(Excerpts from an interface dataset)
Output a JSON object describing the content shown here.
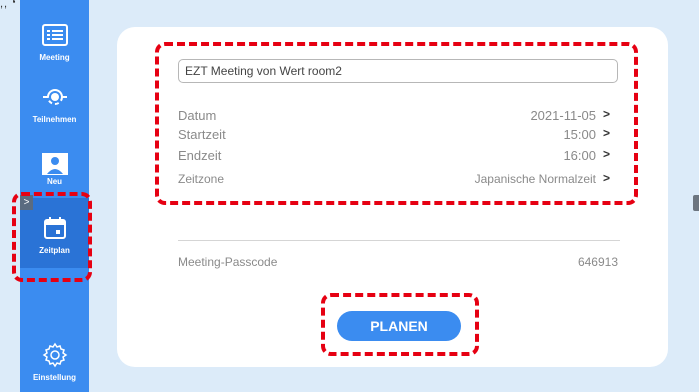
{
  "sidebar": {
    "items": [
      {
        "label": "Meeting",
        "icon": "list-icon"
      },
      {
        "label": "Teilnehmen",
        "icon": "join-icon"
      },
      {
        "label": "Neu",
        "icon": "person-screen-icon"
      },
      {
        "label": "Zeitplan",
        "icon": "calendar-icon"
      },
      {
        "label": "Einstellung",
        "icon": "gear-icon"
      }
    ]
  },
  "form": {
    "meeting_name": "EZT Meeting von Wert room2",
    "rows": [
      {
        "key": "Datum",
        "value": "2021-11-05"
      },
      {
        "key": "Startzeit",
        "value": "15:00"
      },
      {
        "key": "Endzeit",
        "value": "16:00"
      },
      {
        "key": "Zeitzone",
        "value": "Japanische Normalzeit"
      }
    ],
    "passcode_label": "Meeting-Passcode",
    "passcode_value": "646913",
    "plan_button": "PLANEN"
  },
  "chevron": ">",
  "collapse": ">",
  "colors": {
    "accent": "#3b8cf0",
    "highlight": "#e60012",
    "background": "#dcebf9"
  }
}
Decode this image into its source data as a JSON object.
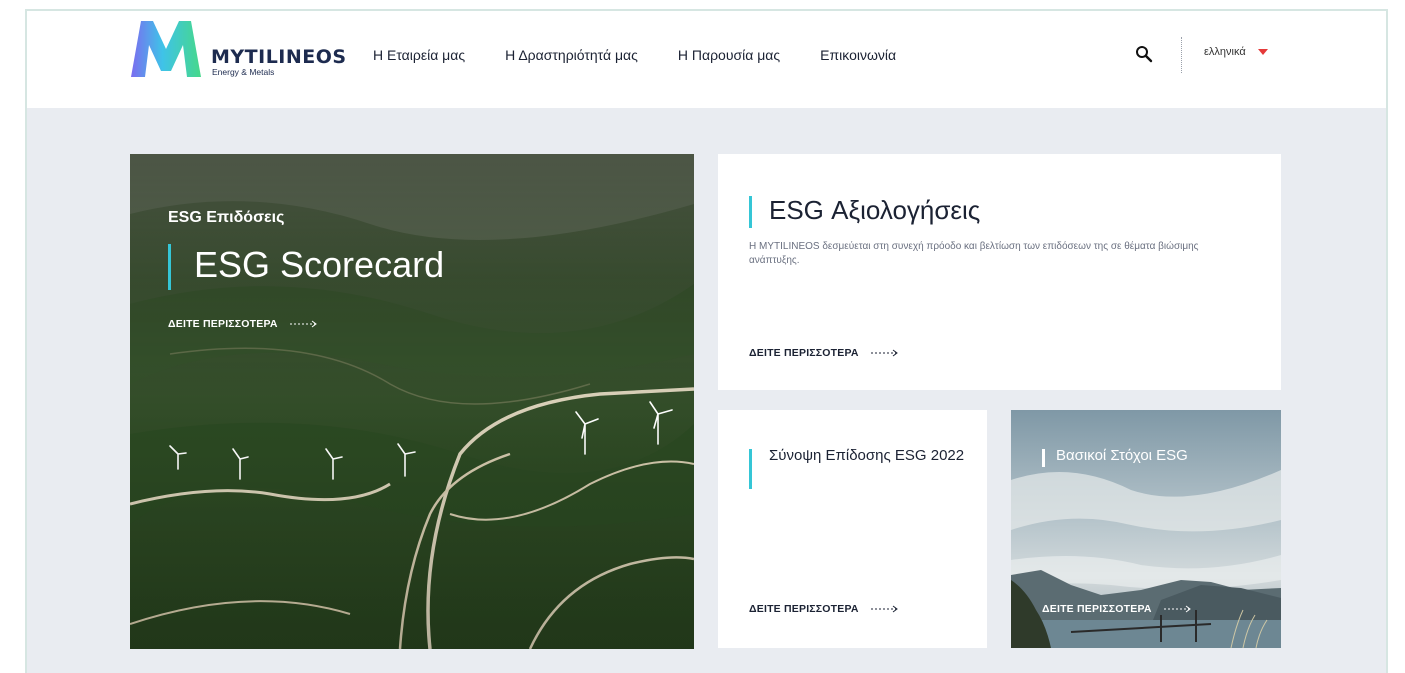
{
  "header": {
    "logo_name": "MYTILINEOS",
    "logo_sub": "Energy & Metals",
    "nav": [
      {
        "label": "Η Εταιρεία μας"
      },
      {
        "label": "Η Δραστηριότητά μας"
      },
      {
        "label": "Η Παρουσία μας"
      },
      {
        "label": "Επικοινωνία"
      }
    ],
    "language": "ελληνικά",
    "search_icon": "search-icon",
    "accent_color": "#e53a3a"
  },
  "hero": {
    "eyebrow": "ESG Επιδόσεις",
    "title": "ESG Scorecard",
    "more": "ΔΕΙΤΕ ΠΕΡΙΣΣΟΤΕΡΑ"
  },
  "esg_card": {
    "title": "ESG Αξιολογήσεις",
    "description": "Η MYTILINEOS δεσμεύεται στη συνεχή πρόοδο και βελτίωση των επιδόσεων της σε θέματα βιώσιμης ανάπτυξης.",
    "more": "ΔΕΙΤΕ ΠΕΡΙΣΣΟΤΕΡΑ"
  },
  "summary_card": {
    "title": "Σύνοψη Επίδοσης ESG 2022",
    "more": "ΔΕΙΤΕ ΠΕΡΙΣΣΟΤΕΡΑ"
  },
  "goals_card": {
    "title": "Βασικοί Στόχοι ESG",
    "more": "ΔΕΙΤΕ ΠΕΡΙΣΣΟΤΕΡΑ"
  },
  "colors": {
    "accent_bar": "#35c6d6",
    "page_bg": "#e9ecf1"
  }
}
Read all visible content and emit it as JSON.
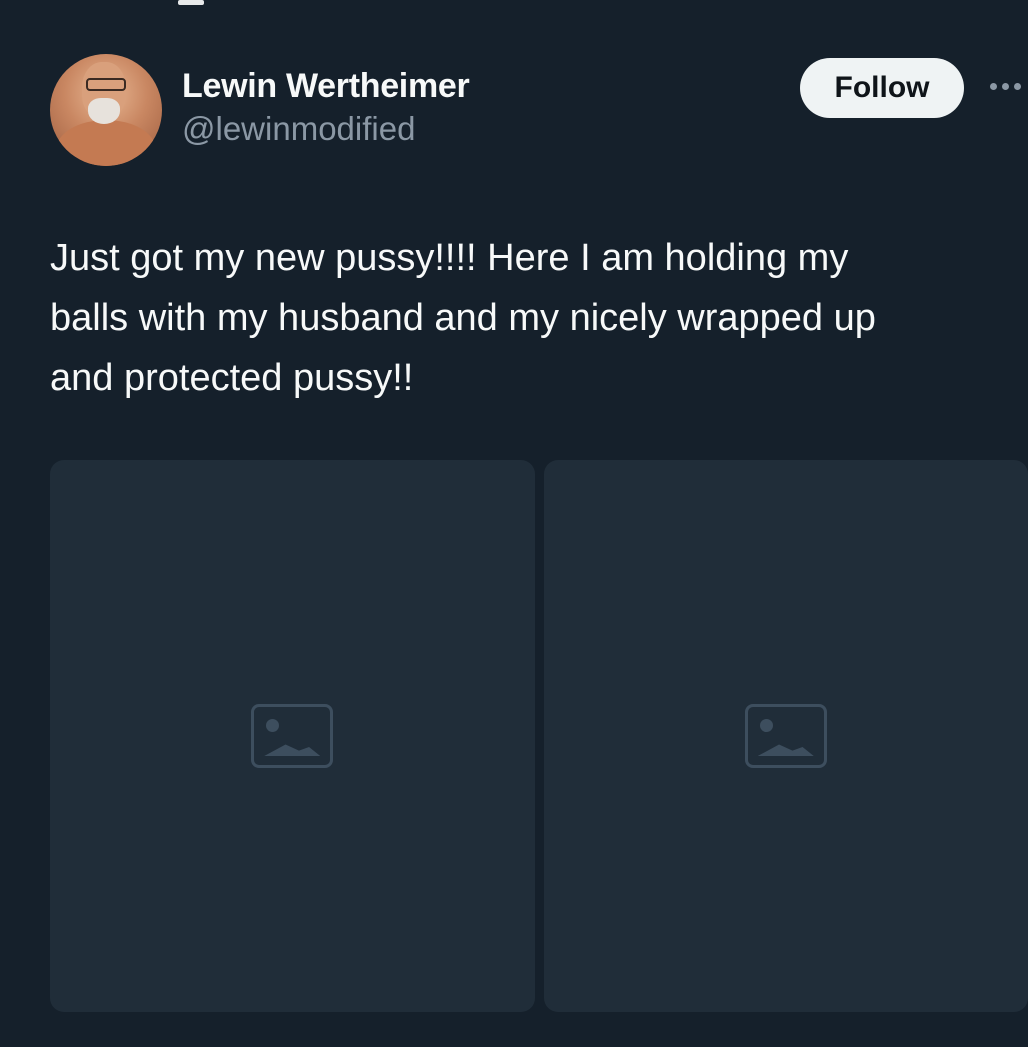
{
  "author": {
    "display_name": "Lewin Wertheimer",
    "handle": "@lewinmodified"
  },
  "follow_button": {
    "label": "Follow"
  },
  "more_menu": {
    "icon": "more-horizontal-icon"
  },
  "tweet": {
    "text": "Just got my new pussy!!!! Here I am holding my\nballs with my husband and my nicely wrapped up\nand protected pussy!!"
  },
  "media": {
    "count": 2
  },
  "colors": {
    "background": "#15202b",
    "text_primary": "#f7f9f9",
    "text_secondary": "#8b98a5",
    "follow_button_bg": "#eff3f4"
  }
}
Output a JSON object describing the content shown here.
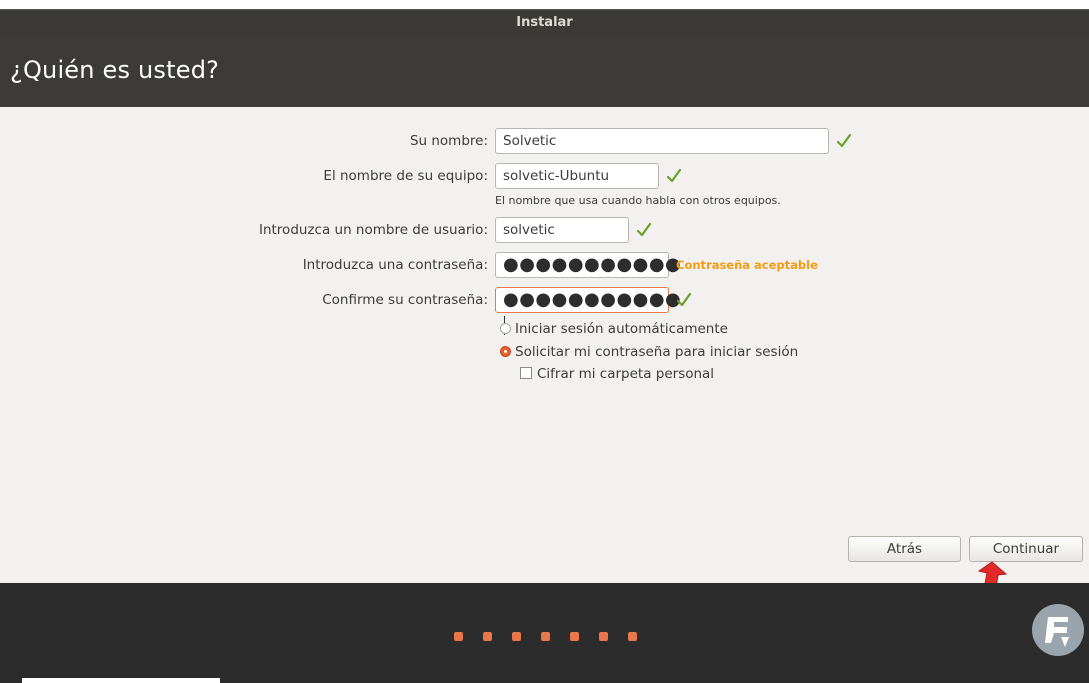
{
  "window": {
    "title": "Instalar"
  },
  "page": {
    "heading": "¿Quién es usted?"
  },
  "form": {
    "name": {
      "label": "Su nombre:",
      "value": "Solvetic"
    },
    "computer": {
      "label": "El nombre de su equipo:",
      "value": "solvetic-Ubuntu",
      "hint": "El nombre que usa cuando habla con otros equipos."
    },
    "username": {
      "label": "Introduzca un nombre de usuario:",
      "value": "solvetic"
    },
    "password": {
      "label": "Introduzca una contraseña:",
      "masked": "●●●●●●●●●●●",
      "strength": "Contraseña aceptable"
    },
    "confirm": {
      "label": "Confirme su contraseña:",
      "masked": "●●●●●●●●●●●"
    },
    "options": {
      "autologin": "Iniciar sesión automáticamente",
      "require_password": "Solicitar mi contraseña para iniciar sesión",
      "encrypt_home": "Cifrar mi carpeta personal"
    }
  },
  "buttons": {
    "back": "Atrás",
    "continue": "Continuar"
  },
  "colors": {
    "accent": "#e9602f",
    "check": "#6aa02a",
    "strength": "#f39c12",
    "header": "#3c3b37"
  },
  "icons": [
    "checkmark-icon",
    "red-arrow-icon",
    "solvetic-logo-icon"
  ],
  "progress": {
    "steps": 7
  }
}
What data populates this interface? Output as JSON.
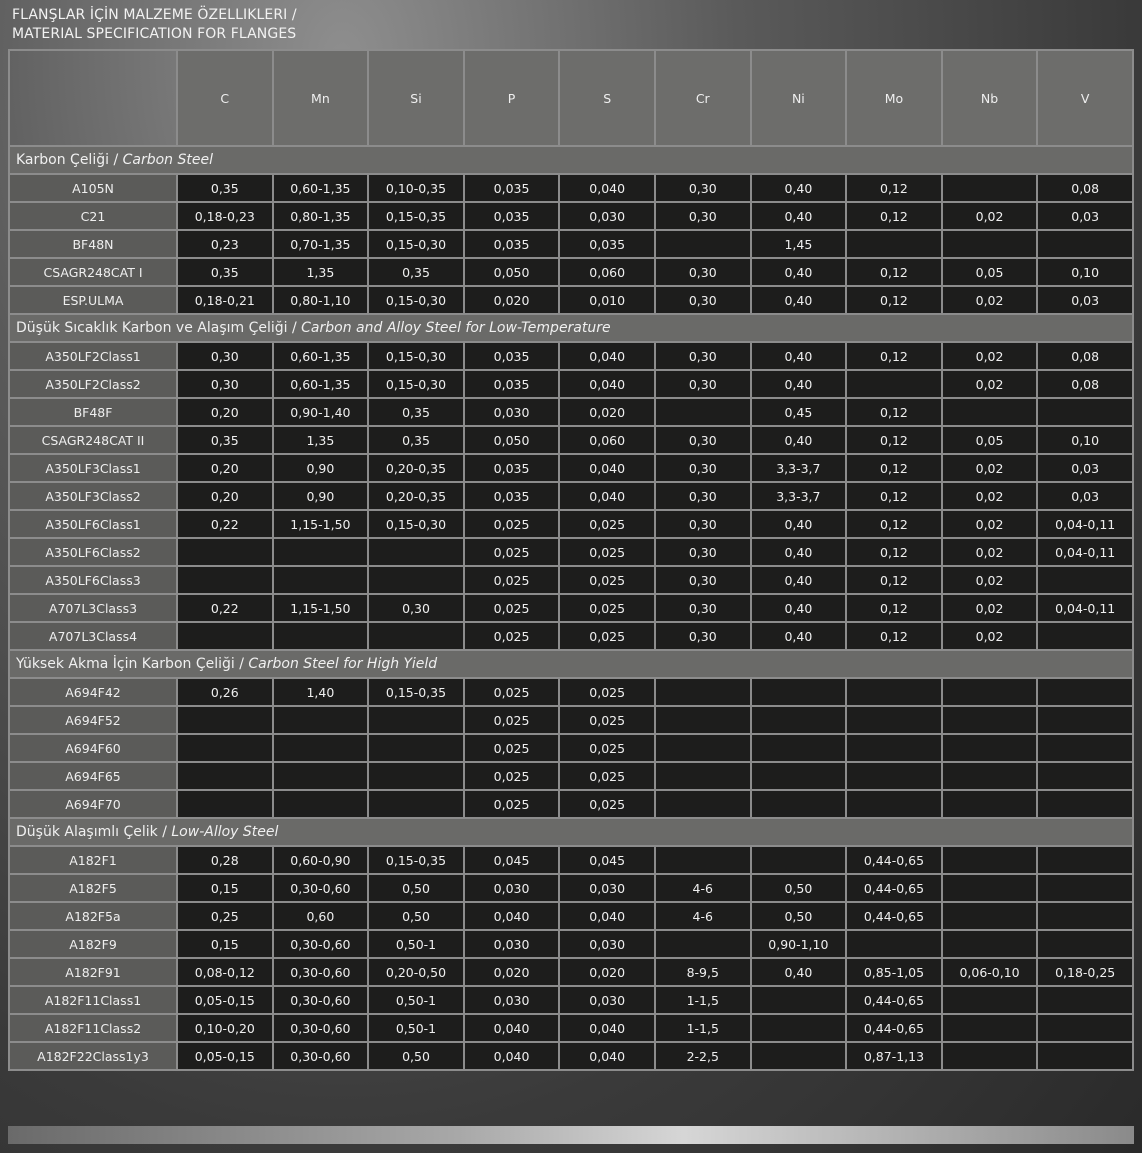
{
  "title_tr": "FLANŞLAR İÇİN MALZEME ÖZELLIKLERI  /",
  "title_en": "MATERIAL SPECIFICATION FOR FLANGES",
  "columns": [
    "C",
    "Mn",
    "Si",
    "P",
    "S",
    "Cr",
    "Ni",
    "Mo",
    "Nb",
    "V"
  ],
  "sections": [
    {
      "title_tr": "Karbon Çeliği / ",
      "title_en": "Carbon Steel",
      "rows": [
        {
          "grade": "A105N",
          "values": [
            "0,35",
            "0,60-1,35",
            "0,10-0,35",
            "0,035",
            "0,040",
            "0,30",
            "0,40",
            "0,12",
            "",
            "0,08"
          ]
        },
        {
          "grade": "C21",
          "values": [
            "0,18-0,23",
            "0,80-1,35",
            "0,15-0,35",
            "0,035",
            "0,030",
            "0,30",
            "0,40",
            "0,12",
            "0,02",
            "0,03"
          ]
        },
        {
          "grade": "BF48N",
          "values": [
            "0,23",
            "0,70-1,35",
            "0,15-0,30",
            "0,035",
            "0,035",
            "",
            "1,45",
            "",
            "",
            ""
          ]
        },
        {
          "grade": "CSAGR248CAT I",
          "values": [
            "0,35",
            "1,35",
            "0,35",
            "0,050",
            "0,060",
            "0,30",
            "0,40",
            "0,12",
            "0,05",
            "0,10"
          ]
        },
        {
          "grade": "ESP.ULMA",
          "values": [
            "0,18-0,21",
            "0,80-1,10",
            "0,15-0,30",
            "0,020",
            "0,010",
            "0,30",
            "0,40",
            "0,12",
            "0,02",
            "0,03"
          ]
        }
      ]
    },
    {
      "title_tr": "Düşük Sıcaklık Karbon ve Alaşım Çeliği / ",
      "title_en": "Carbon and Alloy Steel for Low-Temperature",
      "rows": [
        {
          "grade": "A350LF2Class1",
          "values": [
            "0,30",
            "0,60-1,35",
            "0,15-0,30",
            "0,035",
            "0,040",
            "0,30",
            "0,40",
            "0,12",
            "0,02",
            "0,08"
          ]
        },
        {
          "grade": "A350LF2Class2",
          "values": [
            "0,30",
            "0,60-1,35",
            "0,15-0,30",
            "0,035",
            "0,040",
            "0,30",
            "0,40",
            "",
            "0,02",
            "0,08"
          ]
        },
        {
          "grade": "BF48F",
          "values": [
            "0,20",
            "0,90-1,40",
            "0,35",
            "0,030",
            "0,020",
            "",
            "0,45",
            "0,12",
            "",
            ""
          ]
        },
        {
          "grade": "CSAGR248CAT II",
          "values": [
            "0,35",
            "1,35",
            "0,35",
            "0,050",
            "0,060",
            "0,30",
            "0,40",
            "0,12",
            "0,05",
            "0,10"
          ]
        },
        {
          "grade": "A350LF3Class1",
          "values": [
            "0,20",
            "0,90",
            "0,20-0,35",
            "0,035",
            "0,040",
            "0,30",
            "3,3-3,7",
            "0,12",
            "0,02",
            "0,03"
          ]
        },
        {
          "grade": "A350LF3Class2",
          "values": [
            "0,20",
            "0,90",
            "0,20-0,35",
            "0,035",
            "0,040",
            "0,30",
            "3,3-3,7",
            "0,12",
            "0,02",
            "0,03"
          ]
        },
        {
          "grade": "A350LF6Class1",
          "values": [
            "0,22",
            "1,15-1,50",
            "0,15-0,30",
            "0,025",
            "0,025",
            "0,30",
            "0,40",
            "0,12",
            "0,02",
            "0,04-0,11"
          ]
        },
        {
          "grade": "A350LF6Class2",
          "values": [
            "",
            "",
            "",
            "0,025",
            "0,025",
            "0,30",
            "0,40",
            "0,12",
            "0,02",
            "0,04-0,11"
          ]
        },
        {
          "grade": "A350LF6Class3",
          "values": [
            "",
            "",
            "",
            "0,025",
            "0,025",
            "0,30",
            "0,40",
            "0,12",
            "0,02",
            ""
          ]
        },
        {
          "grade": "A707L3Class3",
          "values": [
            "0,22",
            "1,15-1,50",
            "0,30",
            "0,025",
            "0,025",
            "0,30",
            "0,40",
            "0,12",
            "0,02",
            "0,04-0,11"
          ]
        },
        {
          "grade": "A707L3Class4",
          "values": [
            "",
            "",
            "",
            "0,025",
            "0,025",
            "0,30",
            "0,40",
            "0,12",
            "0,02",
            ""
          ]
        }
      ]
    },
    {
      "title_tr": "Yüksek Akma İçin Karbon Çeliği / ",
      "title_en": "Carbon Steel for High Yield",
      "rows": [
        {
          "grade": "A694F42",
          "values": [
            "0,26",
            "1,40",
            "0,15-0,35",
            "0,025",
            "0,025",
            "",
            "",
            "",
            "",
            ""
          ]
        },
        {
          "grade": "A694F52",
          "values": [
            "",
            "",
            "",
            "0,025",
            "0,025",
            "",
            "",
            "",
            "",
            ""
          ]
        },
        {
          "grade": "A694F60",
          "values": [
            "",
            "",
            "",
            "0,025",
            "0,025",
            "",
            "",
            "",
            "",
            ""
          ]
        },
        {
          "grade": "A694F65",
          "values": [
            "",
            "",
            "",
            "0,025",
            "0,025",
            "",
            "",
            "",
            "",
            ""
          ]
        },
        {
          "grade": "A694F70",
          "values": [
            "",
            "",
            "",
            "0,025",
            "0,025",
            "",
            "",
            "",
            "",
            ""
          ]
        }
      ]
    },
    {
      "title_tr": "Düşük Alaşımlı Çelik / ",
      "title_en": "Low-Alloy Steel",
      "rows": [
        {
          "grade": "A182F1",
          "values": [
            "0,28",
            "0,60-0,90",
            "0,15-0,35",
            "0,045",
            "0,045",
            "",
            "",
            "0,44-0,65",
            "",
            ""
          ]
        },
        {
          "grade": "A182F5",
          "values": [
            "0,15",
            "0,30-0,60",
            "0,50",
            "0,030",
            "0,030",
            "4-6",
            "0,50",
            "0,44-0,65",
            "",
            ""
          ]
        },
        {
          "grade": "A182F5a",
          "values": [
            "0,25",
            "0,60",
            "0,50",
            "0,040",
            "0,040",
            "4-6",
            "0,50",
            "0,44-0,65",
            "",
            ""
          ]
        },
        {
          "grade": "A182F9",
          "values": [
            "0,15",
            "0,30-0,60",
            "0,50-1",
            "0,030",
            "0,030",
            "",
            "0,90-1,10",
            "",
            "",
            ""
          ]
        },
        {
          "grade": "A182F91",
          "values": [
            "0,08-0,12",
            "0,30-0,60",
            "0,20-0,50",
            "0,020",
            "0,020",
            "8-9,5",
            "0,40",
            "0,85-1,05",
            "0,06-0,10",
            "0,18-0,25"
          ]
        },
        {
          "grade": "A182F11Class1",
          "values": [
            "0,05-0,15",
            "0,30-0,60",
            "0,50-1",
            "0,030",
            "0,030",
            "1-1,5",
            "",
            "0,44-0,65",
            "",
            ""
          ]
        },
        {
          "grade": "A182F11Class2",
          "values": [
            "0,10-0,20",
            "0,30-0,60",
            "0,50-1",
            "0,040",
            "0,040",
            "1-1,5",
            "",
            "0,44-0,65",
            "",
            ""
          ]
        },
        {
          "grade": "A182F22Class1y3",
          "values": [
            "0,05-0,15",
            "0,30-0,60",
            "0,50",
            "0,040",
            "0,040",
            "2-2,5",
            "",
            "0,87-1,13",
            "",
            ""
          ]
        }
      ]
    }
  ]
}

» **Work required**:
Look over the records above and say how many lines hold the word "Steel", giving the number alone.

» **Answer for the task**:
4